service-oriented architecture (SOA)--leading to a hard time for heads of IT
looking for budget and ultimately a lack of flexibility at user
That's according to a survey of 100 U.K. IT directors undertaken by Vanson
Bourne on behalf of Diagonal, a systems integrator and major SAP partner.
SOA refers to the re-engineering of IT systems and development that makes use
of reusable chunks of software, aligned to business processes. It is an approach
which, in theory, shouldn't lead to lots of costly legacy infrastructure and is
a step up on from the Web services trend of the past five years, which has seen
software components plugged together over the internet to allow new and dynamic
end user services.
Melvin James, enterprise services director at Diagonal, said: "There is far
too much focus on SOA at a detailed, standards level. It actually isn't about IT
projects but delivering business transformation and benefits."
The study found 84 per cent of those polled thought their CEOs and FDs do not
understand SOA and its benefits. At the same time, two-thirds of the IT heads in
the survey consider it hyped and a term used for marketing purposes.
Diagonal's James said different software vendors coming at SOA from different
angles--from niche players specializing in the area to large, more generalist
vendors such as Microsoft, IBM, Oracle and SAP--have tried to differentiate
their offerings and clouded the overall benefits to be had.
There is a worry at board level that SOA is about new technology and new
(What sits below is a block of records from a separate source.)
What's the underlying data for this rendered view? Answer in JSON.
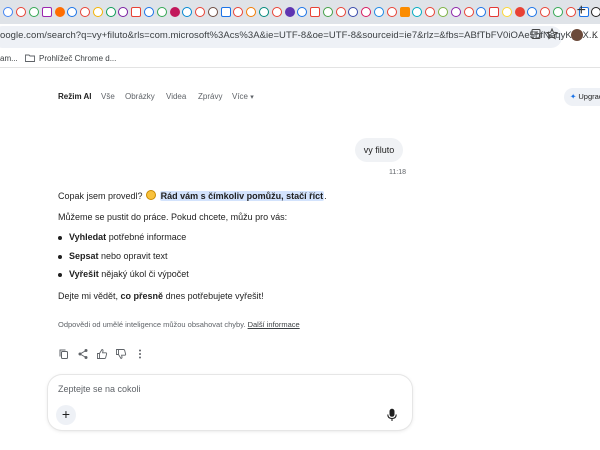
{
  "browser": {
    "tab_favicon_colors": [
      "#4285f4",
      "#e94235",
      "#34a853",
      "#9c27b0",
      "#ff6d00",
      "#1a73e8",
      "#e94235",
      "#f4b400",
      "#0f9d58",
      "#7b1fa2",
      "#e94235",
      "#1a73e8",
      "#34a853",
      "#c2185b",
      "#0288d1",
      "#e94235",
      "#6d4c41",
      "#1a73e8",
      "#e94235",
      "#f57c00",
      "#00897b",
      "#e94235",
      "#5e35b1",
      "#1a73e8",
      "#e94235",
      "#43a047",
      "#e94235",
      "#3949ab",
      "#d81b60",
      "#1e88e5",
      "#e94235",
      "#fb8c00",
      "#00acc1",
      "#e94235",
      "#7cb342",
      "#8e24aa",
      "#e94235",
      "#1a73e8",
      "#e53935",
      "#fdd835",
      "#e94235",
      "#1a73e8",
      "#e94235",
      "#34a853",
      "#e94235",
      "#1a73e8",
      "#212121",
      "#e94235",
      "#1a73e8",
      "#e94235",
      "#7b1fa2",
      "#e94235",
      "#1a73e8",
      "#9c27b0",
      "#c2185b",
      "#e94235"
    ],
    "new_tab_label": "+",
    "url": "oogle.com/search?q=vy+filuto&rls=com.microsoft%3Acs%3A&ie=UTF-8&oe=UTF-8&sourceid=ie7&rlz=&fbs=ABfTbFV0iOAe5bfNeqyKguX...",
    "profile_initial": "K",
    "bookmarks": [
      {
        "label": "am...",
        "icon": "folder-icon"
      },
      {
        "label": "Prohlížeč Chrome d...",
        "icon": "folder-icon"
      }
    ]
  },
  "search_tabs": [
    "Režim AI",
    "Vše",
    "Obrázky",
    "Videa",
    "Zprávy",
    "Více"
  ],
  "more_caret": "▾",
  "upgrade_label": "Upgrad",
  "conversation": {
    "user_message": "vy filuto",
    "user_time": "11:18",
    "answer": {
      "line1_prefix": "Copak jsem provedl?",
      "line1_highlight": "Rád vám s čímkoliv pomůžu, stačí říct",
      "line1_suffix": ".",
      "line2": "Můžeme se pustit do práce. Pokud chcete, můžu pro vás:",
      "bullets": [
        {
          "bold": "Vyhledat",
          "rest": " potřebné informace"
        },
        {
          "bold": "Sepsat",
          "rest": " nebo opravit text"
        },
        {
          "bold": "Vyřešit",
          "rest": " nějaký úkol či výpočet"
        }
      ],
      "closing_prefix": "Dejte mi vědět, ",
      "closing_bold": "co přesně",
      "closing_suffix": " dnes potřebujete vyřešit!"
    },
    "disclaimer_text": "Odpovědi od umělé inteligence můžou obsahovat chyby.",
    "disclaimer_link": "Další informace"
  },
  "composer": {
    "placeholder": "Zeptejte se na cokoli",
    "plus_label": "+"
  }
}
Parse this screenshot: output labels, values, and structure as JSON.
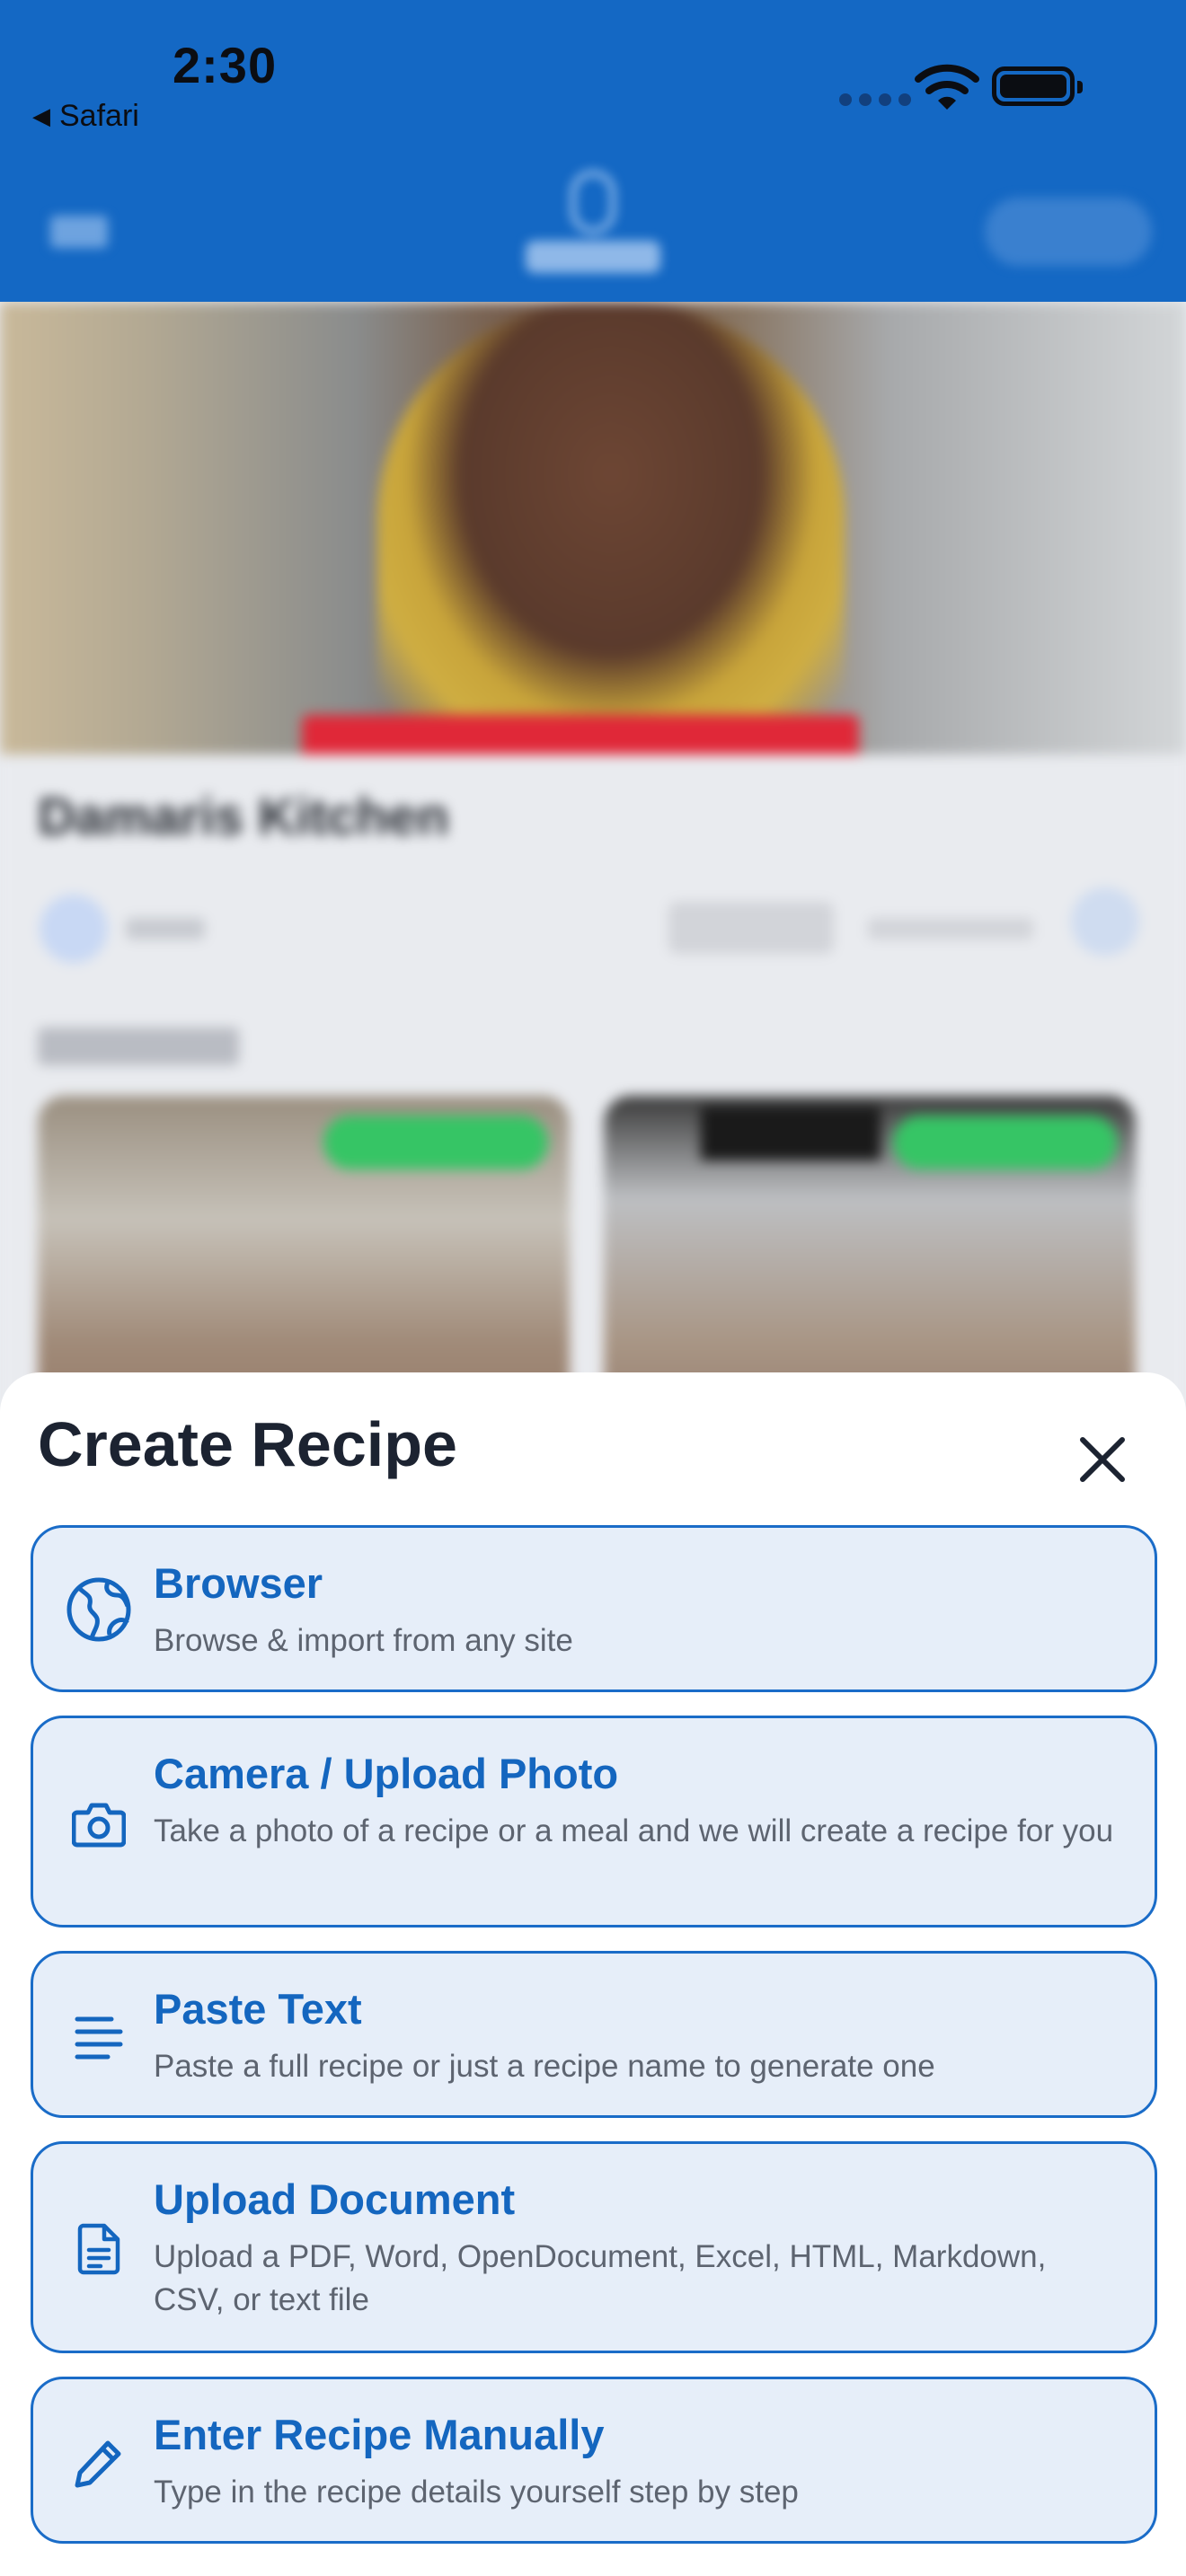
{
  "status_bar": {
    "time": "2:30",
    "back_app": "Safari",
    "back_icon": "triangle-left-icon",
    "wifi_icon": "wifi-icon",
    "battery_icon": "battery-icon"
  },
  "blurred_page": {
    "title": "Damaris Kitchen"
  },
  "sheet": {
    "title": "Create Recipe",
    "close_icon": "close-icon",
    "options": [
      {
        "title": "Browser",
        "description": "Browse & import from any site",
        "icon": "globe-icon"
      },
      {
        "title": "Camera / Upload Photo",
        "description": "Take a photo of a recipe or a meal and we will create a recipe for you",
        "icon": "camera-icon"
      },
      {
        "title": "Paste Text",
        "description": "Paste a full recipe or just a recipe name to generate one",
        "icon": "text-lines-icon"
      },
      {
        "title": "Upload Document",
        "description": "Upload a PDF, Word, OpenDocument, Excel, HTML, Markdown, CSV, or text file",
        "icon": "document-icon"
      },
      {
        "title": "Enter Recipe Manually",
        "description": "Type in the recipe details yourself step by step",
        "icon": "pencil-icon"
      }
    ]
  },
  "colors": {
    "header_blue": "#1468c4",
    "option_border": "#1a6cc8",
    "option_background": "#e6eef9",
    "option_title": "#1466bf",
    "option_description": "#5d6470"
  }
}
spend rather than leveraging what organizations already have and improving
process, added James.
Tony Hallett of Silicon.com reported from London.